Data items
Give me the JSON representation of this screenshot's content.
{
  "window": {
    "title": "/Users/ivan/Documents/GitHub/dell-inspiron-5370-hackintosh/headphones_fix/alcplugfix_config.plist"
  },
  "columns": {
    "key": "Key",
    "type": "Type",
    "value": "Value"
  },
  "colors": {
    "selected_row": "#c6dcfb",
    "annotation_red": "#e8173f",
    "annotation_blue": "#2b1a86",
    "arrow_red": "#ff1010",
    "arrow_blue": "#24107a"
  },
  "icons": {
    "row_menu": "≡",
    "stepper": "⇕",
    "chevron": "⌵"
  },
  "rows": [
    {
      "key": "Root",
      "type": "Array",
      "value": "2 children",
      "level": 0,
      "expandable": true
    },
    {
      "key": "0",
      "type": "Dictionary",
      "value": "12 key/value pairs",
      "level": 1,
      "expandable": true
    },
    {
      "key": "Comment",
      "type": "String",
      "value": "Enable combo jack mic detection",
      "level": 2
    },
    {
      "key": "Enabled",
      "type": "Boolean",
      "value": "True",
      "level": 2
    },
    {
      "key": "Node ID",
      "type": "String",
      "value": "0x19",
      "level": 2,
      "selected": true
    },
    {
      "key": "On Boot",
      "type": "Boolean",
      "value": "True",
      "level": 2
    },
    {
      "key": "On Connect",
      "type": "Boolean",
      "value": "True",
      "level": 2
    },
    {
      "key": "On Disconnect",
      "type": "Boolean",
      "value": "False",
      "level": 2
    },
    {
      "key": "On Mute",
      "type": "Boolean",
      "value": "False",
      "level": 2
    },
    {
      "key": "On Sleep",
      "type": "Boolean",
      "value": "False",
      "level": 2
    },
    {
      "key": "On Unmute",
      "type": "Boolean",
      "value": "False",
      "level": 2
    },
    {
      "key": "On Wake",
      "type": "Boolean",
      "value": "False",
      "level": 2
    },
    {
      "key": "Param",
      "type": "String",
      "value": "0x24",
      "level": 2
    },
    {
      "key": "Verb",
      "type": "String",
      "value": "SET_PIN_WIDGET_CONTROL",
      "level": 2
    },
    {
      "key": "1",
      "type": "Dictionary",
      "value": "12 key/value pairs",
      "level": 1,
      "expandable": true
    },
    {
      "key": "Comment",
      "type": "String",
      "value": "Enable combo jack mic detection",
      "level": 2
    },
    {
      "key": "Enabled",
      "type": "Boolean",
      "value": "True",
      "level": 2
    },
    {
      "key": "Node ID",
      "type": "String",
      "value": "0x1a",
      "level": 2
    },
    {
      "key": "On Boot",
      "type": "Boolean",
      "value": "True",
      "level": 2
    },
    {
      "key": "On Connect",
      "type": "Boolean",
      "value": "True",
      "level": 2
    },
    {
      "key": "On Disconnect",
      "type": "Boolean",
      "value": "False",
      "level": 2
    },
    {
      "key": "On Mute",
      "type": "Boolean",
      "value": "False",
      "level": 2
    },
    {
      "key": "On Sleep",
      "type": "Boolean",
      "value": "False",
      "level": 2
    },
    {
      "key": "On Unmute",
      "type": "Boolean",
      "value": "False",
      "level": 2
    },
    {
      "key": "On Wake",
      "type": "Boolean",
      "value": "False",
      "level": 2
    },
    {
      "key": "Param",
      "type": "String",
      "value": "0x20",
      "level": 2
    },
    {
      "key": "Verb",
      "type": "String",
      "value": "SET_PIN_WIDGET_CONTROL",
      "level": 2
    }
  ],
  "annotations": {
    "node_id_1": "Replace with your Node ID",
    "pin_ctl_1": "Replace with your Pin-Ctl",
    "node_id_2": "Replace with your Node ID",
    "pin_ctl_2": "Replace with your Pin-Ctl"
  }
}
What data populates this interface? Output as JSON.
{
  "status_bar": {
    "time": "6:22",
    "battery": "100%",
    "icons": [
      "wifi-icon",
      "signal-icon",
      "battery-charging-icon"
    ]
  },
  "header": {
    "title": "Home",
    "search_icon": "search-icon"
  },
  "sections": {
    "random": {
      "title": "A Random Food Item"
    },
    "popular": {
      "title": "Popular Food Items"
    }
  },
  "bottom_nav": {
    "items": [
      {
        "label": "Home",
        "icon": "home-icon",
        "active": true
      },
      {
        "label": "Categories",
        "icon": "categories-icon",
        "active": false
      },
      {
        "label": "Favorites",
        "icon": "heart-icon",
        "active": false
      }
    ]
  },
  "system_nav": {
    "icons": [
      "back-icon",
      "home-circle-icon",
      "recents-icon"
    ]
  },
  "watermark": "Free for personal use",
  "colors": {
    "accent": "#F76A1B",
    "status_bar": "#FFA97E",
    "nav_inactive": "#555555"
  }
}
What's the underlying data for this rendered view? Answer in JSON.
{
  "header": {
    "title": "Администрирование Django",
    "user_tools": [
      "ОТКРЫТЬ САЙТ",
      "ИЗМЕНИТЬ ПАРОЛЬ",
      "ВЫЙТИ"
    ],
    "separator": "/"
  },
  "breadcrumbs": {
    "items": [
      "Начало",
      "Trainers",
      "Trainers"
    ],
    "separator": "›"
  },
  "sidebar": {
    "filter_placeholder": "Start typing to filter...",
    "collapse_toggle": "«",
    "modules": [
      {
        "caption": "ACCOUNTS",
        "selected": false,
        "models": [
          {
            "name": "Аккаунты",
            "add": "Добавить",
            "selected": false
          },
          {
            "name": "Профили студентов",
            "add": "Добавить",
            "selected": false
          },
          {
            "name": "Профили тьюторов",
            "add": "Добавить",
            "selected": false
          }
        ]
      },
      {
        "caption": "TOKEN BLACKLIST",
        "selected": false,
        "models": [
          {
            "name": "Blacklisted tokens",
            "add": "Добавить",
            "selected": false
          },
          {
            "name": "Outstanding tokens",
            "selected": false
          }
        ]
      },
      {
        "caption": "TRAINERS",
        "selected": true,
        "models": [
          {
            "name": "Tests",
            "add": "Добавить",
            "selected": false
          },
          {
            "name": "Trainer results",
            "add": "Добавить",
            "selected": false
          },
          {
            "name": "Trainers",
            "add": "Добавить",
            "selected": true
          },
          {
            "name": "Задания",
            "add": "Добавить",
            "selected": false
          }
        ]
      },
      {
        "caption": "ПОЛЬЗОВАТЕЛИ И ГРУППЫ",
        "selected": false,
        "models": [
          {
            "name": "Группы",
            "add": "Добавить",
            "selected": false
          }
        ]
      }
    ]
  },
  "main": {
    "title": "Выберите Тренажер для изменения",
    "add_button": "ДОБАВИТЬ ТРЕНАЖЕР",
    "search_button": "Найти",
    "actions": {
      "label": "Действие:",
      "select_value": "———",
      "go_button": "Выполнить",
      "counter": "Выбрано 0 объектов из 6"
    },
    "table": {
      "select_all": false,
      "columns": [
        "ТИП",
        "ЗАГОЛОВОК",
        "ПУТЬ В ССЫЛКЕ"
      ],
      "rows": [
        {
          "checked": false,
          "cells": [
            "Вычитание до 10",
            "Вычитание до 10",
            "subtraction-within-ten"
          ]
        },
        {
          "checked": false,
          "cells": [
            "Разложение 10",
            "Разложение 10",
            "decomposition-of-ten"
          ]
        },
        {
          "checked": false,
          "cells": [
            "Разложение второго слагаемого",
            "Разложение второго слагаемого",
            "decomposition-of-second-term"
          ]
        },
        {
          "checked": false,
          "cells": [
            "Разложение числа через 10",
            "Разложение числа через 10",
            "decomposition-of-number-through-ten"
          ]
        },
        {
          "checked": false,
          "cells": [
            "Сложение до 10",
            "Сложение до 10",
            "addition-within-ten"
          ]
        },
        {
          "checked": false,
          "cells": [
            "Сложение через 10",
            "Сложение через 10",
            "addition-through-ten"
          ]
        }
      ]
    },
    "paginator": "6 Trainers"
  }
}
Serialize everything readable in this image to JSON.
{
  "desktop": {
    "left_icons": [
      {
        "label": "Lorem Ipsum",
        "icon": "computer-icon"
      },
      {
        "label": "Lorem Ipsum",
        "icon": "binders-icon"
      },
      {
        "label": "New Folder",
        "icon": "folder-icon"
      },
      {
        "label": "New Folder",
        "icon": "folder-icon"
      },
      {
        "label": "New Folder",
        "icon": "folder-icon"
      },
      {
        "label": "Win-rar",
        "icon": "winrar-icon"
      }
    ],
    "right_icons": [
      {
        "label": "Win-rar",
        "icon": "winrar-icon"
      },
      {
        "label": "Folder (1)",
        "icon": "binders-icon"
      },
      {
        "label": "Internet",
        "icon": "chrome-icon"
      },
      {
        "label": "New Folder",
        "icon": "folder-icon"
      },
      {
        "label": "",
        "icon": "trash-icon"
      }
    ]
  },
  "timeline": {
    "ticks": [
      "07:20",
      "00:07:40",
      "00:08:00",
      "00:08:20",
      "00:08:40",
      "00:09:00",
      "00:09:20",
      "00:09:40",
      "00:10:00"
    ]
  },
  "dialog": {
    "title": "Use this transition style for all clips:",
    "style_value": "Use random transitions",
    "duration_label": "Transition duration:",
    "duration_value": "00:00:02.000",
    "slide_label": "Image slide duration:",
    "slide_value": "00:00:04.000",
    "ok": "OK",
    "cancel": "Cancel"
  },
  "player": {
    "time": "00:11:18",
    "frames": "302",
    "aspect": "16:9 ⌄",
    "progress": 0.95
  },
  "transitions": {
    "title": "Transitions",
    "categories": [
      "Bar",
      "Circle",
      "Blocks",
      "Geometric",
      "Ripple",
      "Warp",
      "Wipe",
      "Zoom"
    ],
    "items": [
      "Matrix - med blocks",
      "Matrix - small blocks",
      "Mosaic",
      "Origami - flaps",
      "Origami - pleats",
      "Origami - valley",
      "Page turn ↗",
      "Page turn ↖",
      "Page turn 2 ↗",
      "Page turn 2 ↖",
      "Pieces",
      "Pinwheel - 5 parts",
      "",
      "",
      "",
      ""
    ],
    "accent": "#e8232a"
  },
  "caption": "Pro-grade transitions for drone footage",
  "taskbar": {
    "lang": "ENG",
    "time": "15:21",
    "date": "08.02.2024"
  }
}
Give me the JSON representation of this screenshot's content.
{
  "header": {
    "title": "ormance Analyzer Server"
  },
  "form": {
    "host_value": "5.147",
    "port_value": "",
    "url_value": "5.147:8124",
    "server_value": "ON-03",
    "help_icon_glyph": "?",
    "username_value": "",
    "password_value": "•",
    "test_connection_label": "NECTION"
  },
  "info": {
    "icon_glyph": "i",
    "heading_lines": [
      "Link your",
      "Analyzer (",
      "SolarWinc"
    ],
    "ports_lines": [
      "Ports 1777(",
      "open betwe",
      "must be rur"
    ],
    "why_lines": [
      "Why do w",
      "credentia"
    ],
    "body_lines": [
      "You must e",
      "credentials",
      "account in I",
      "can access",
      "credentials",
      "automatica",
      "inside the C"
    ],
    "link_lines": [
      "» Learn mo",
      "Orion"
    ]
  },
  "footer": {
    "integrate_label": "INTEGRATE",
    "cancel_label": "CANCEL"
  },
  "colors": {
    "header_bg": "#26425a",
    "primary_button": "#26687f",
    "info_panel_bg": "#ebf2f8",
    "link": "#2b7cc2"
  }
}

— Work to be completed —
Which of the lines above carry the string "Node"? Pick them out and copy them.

— Exercise result —
      "key": "Node ID",
      "key": "Node ID",
    "node_id_1": "Replace with your Node ID",
    "node_id_2": "Replace with your Node ID",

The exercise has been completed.